June 2019 Club
Queen’s Surprise Club – The Favourite (2018)
The film is set in the early 18th Century about halfway through the reign of Queen Anne (Olivia Coleman). Her childhood friend Sarah Churchill (Rachel Weisz) holds all the major roles in the royal household and has a lot of influence over the policy decisions the Queen makes, especially when the Queen’s failing health and mental state make her less able to govern.
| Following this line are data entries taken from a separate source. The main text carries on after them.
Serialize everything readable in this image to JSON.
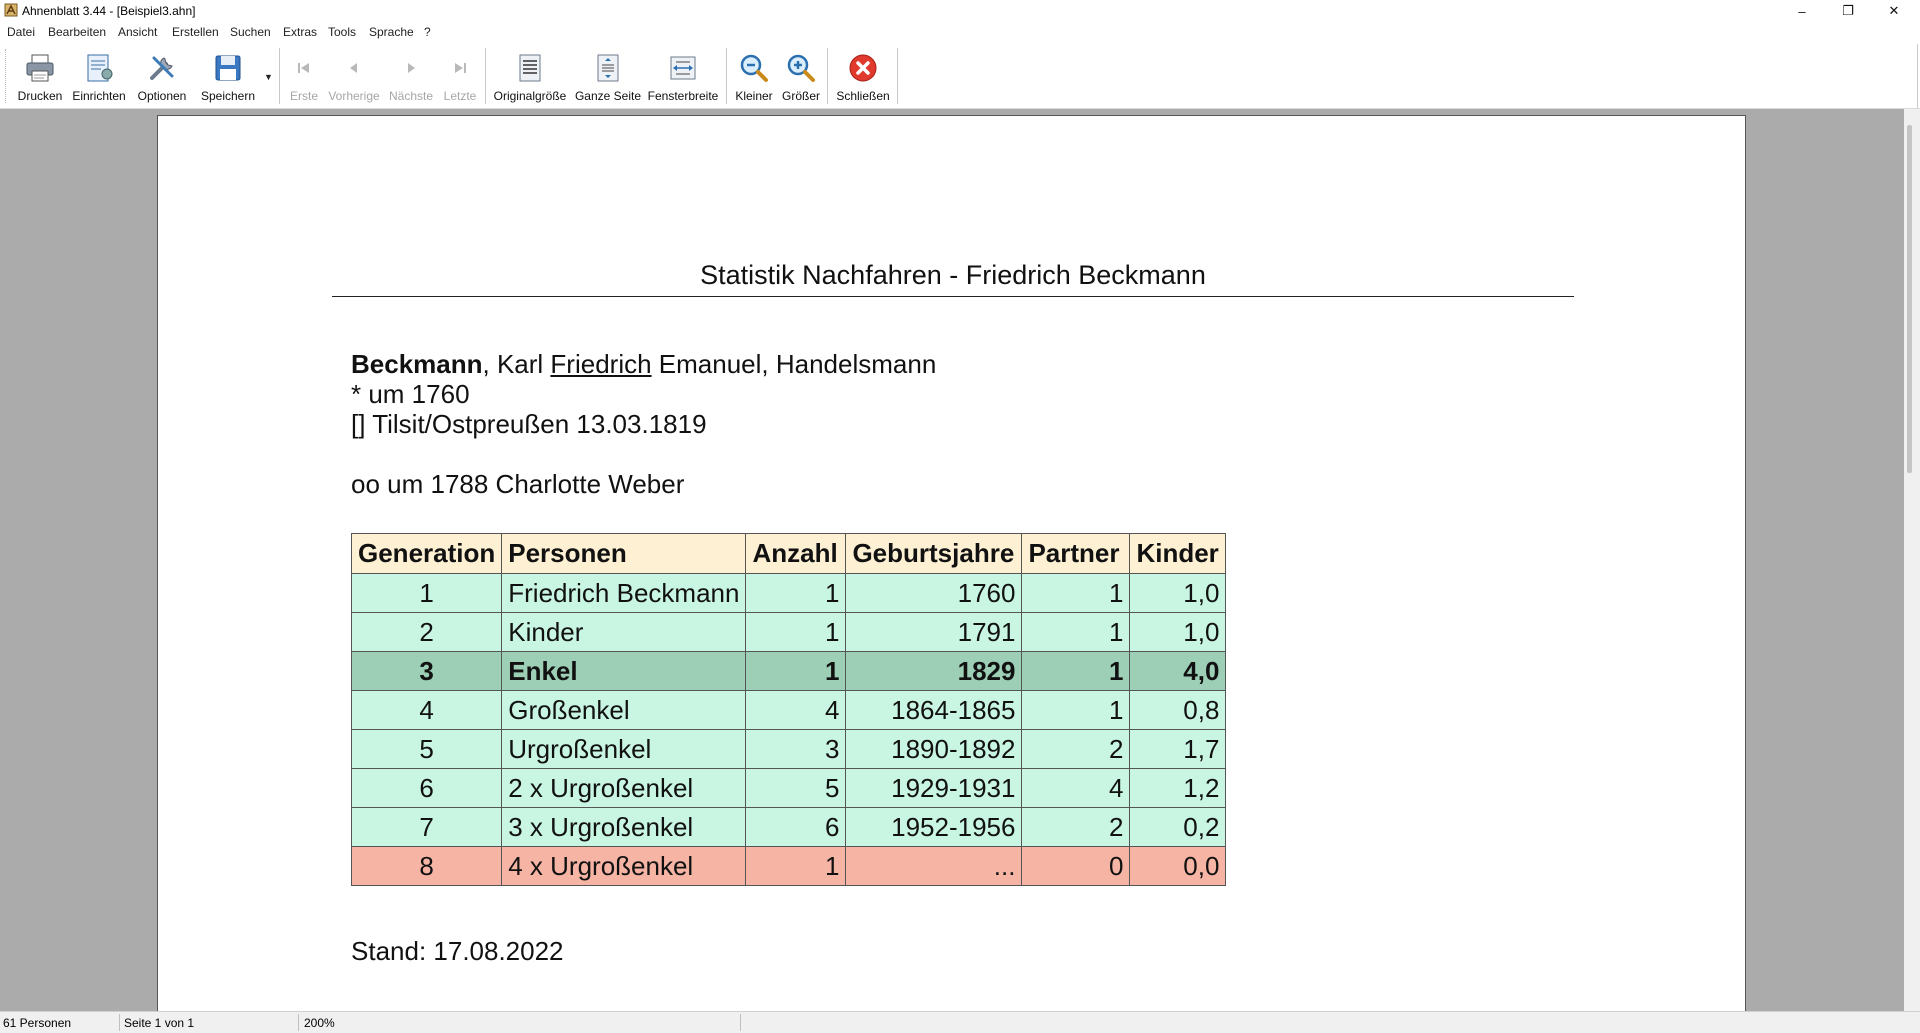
{
  "window": {
    "title": "Ahnenblatt 3.44 - [Beispiel3.ahn]",
    "minimize": "–",
    "maximize": "❐",
    "close": "✕"
  },
  "menu": [
    "Datei",
    "Bearbeiten",
    "Ansicht",
    "Erstellen",
    "Suchen",
    "Extras",
    "Tools",
    "Sprache",
    "?"
  ],
  "toolbar": {
    "print": "Drucken",
    "setup": "Einrichten",
    "options": "Optionen",
    "save": "Speichern",
    "first": "Erste",
    "previous": "Vorherige",
    "next": "Nächste",
    "last": "Letzte",
    "original_size": "Originalgröße",
    "whole_page": "Ganze Seite",
    "window_width": "Fensterbreite",
    "smaller": "Kleiner",
    "larger": "Größer",
    "close": "Schließen"
  },
  "document": {
    "title": "Statistik Nachfahren - Friedrich Beckmann",
    "person": {
      "surname": "Beckmann",
      "given_before": ", Karl ",
      "callname": "Friedrich",
      "given_after": " Emanuel, Handelsmann",
      "birth": "* um 1760",
      "death": "[] Tilsit/Ostpreußen 13.03.1819",
      "marriage": "oo um 1788 Charlotte Weber"
    },
    "table": {
      "headers": [
        "Generation",
        "Personen",
        "Anzahl",
        "Geburtsjahre",
        "Partner",
        "Kinder"
      ],
      "rows": [
        {
          "generation": "1",
          "personen": "Friedrich Beckmann",
          "anzahl": "1",
          "geburtsjahre": "1760",
          "partner": "1",
          "kinder": "1,0"
        },
        {
          "generation": "2",
          "personen": "Kinder",
          "anzahl": "1",
          "geburtsjahre": "1791",
          "partner": "1",
          "kinder": "1,0"
        },
        {
          "generation": "3",
          "personen": "Enkel",
          "anzahl": "1",
          "geburtsjahre": "1829",
          "partner": "1",
          "kinder": "4,0"
        },
        {
          "generation": "4",
          "personen": "Großenkel",
          "anzahl": "4",
          "geburtsjahre": "1864-1865",
          "partner": "1",
          "kinder": "0,8"
        },
        {
          "generation": "5",
          "personen": "Urgroßenkel",
          "anzahl": "3",
          "geburtsjahre": "1890-1892",
          "partner": "2",
          "kinder": "1,7"
        },
        {
          "generation": "6",
          "personen": "2 x Urgroßenkel",
          "anzahl": "5",
          "geburtsjahre": "1929-1931",
          "partner": "4",
          "kinder": "1,2"
        },
        {
          "generation": "7",
          "personen": "3 x Urgroßenkel",
          "anzahl": "6",
          "geburtsjahre": "1952-1956",
          "partner": "2",
          "kinder": "0,2"
        },
        {
          "generation": "8",
          "personen": "4 x Urgroßenkel",
          "anzahl": "1",
          "geburtsjahre": "...",
          "partner": "0",
          "kinder": "0,0"
        }
      ]
    },
    "stand": "Stand: 17.08.2022"
  },
  "status": {
    "persons": "61 Personen",
    "page": "Seite 1 von 1",
    "zoom": "200%"
  },
  "colors": {
    "header_bg": "#fdf0d3",
    "row_bg": "#c9f5e3",
    "highlight_bg": "#9ccfb6",
    "last_row_bg": "#f5b4a4",
    "workspace_bg": "#ababab"
  }
}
The film begins with Sarah’s cousin, Abigail Masham (Emma Stone) arriving at the palace seeking employment having fallen on hard times due to her father’s gambling. Sarah gives her a job as a scullery maid where she is bullied by the other maids. One night, Abigail tricks the guard to allow her access to the Queen’s bedchamber so she can apply some herbs she has gathered the Queen’s legs to ease a bad attack of gout. Although she is initially punished for this, the remedy works, and she is promoted to Sarah’s assistant, giving her greater access to the Queen. Abigail ingratiates herself to Queen Anne by realising the significance of the 17 rabbits she keeps in her bedchamber and playing with them when Sarah will not. What follows is a power play between the three women, resulting in Abigail poisoning Sarah who then falls from her horse while riding and is injured. This leaves Abigail free reign during which she manages to orchestrate her marriage to Samuel Masham, reinstating herself to the standing she had lost.
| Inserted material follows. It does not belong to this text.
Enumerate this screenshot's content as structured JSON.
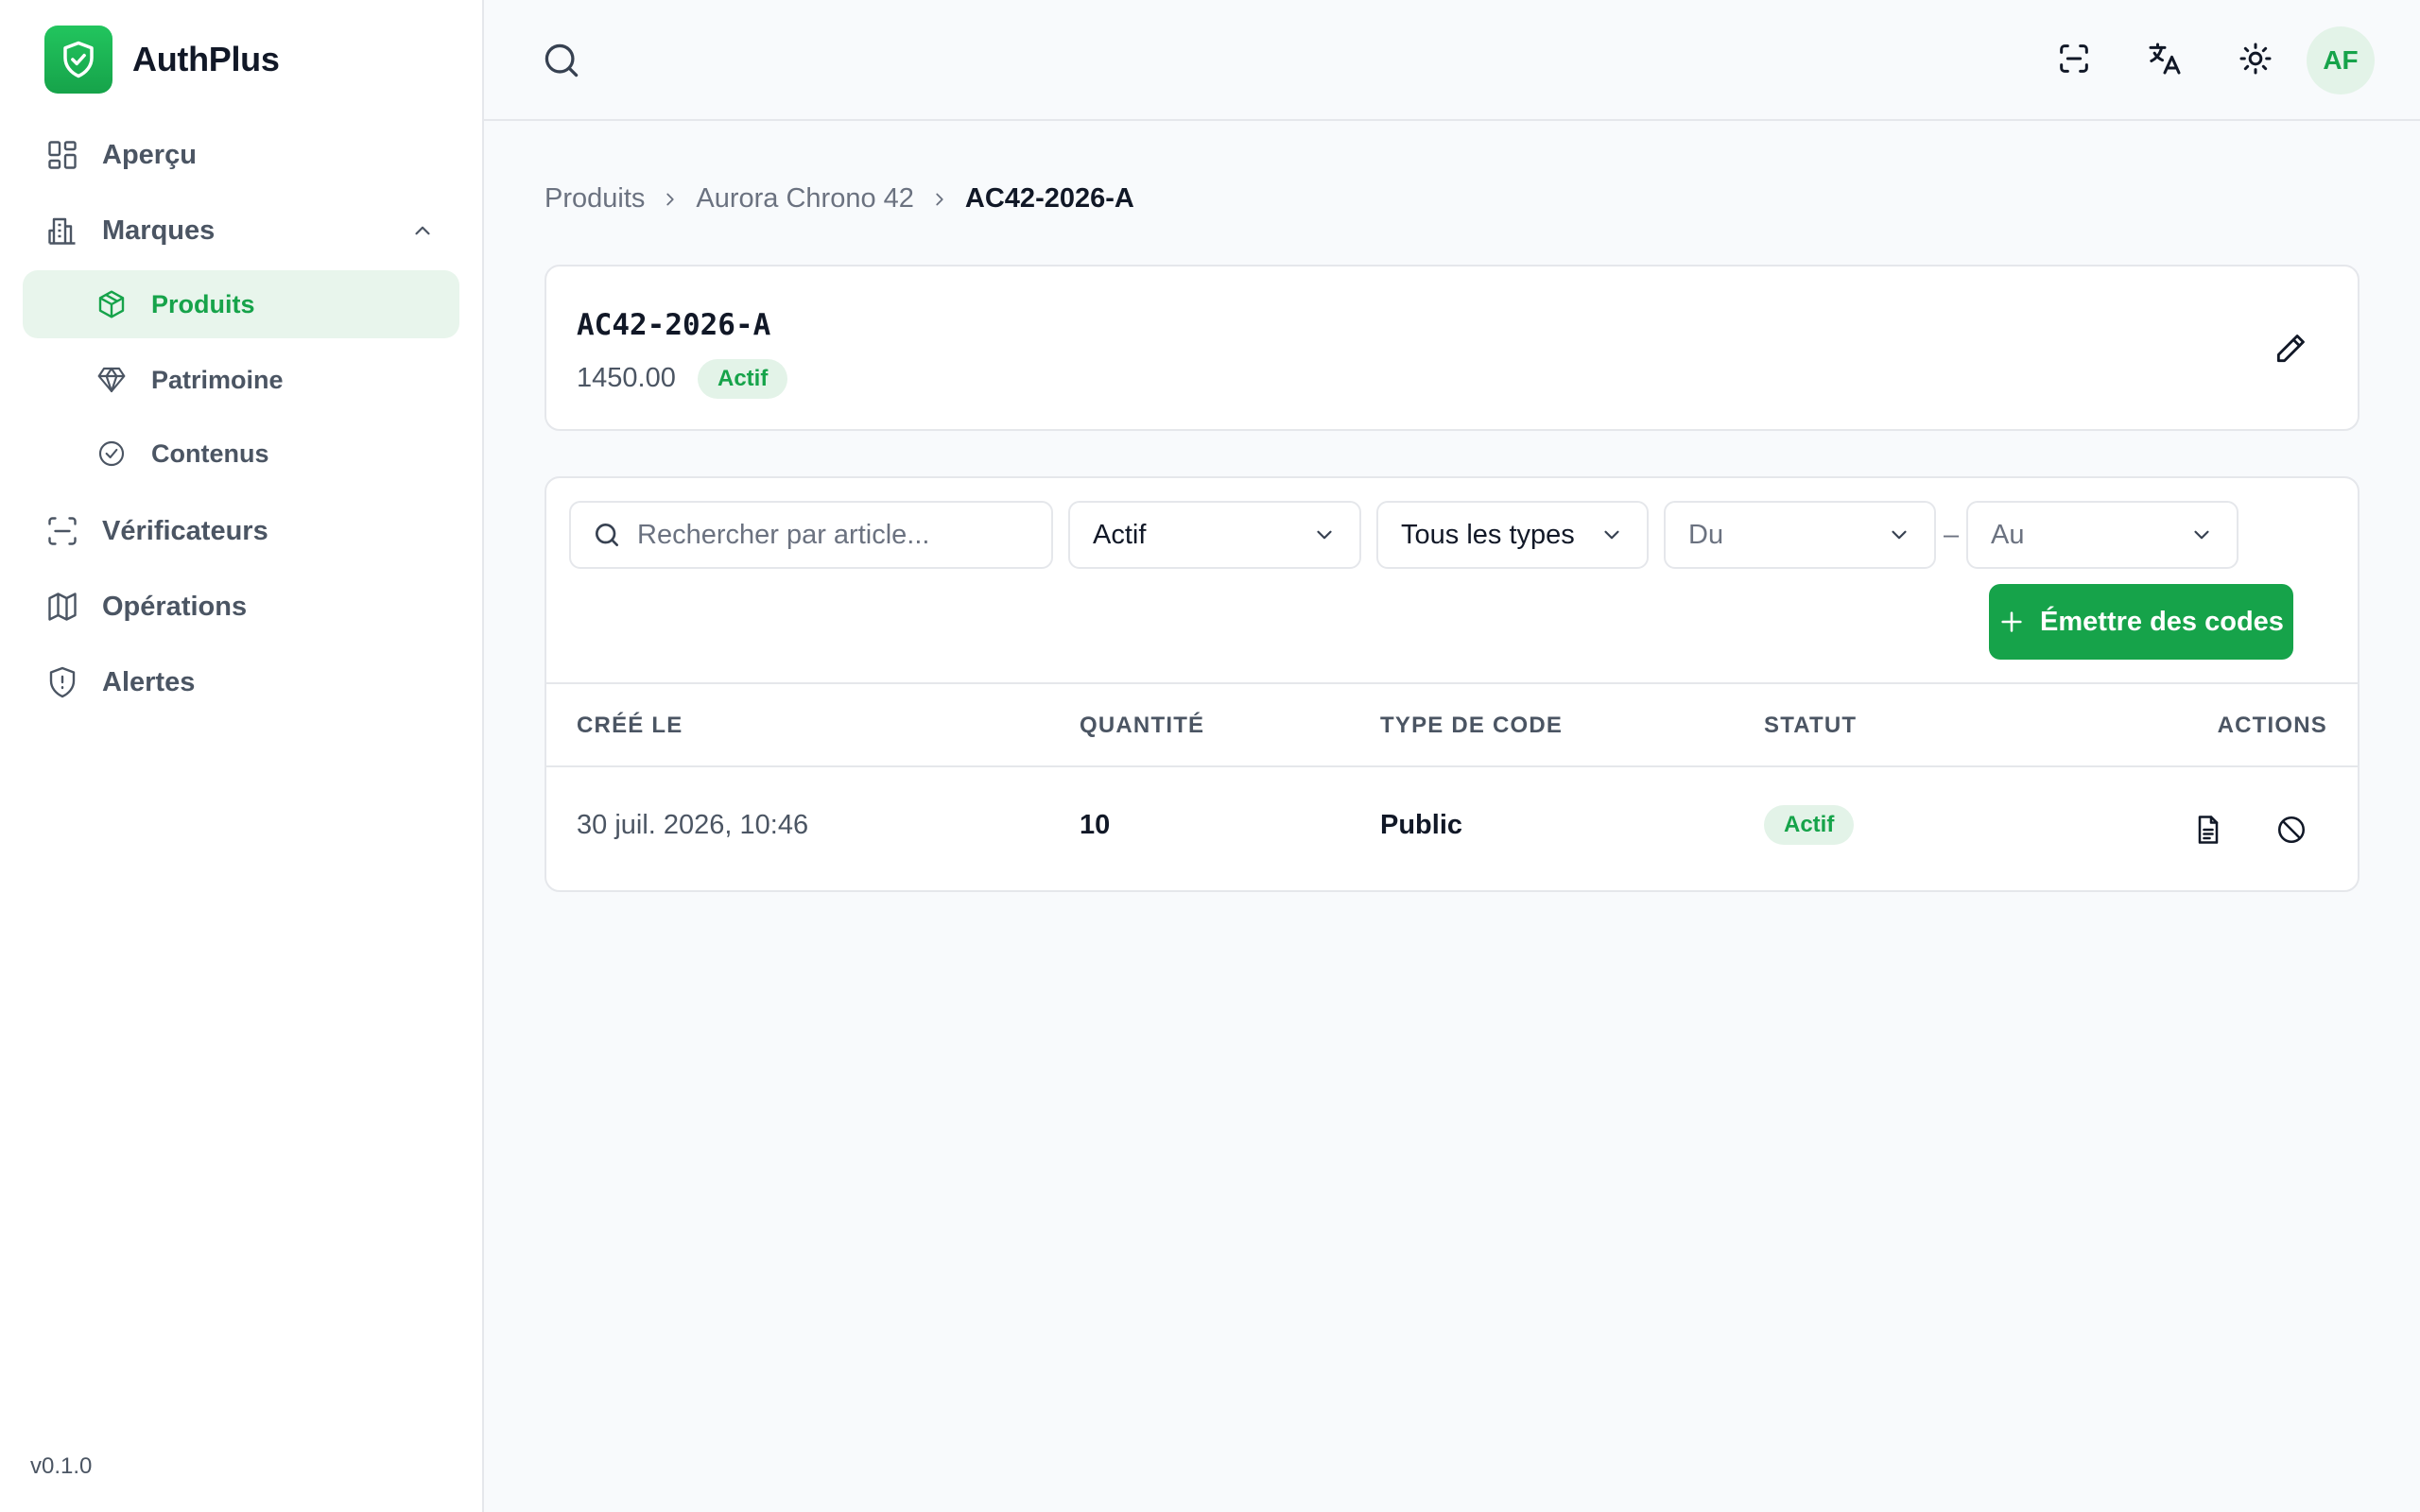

The Favourite is a film that left me with more questions at the end than I knew I had at the beginning. It is set during a period of history I knew fairly little about and therefore it was not immediately obvious to me which parts of the film were constructs and which were true. I was surprised to find the bigger storyline was basically true with the politics of the time being accurate. The film was never meant to be completely historically accurate, its conveying a story of female power and influence. I’m not usually a fan of costume dramas but this film didn’t feel like a traditional costume drama: I don’t know if it was because the costumes aren’t authentic, or they don’t speak in a historically accurate manner. Its definitely a marmite film with many people loving it and equal numbers hating it. I would suggest watching it with no preconceived ideas of what will happen. The 3 main leads are brilliantly acted, and I think it’s a shame neither Rachel Weisz or Emma Stone won Oscars despite being nominated. Olivia Coleman’s Oscar is completely deserved as she portrays a complicated and strong woman who experiences periods of ill health flawlessly.
The obvious choice for the yarn for this club would have been something with angora in the blend, however there are many ethical issues surrounding some angora production, I decided to go with a luxury fibre that would have been worn a great deal by Queen Anne and her courtiers – Silk. I have chosen a favourite of many, Selkino, as its blend gives the depth of colour I wanted.
The Bedchamber – The variegated is inspired by the rich gold tones of the decorations of the period which seemed appropriate given how much of the film is set inside, and particularly in the Queen’s Bedchamber. I started with a rich yellow gold base and added in sprinkles of Dark brown to represent the wood panelling and the claustrophobic feeling inside the palace and red to represent the men in the film, often wearing sumptuous red jackets, who were present only occasionally.
Kith & Kin – I wanted semi-solid to represent the relationships in the film. The cousins vying for the Queen’s favour, with no love lost between them; The deep love of the Queen for her childhood friend and confident, Sarah; The growing love of her new friend Abigail; and possibly the saddest feeling in the film of the Queen’s feelings of grief over her 17 lost children.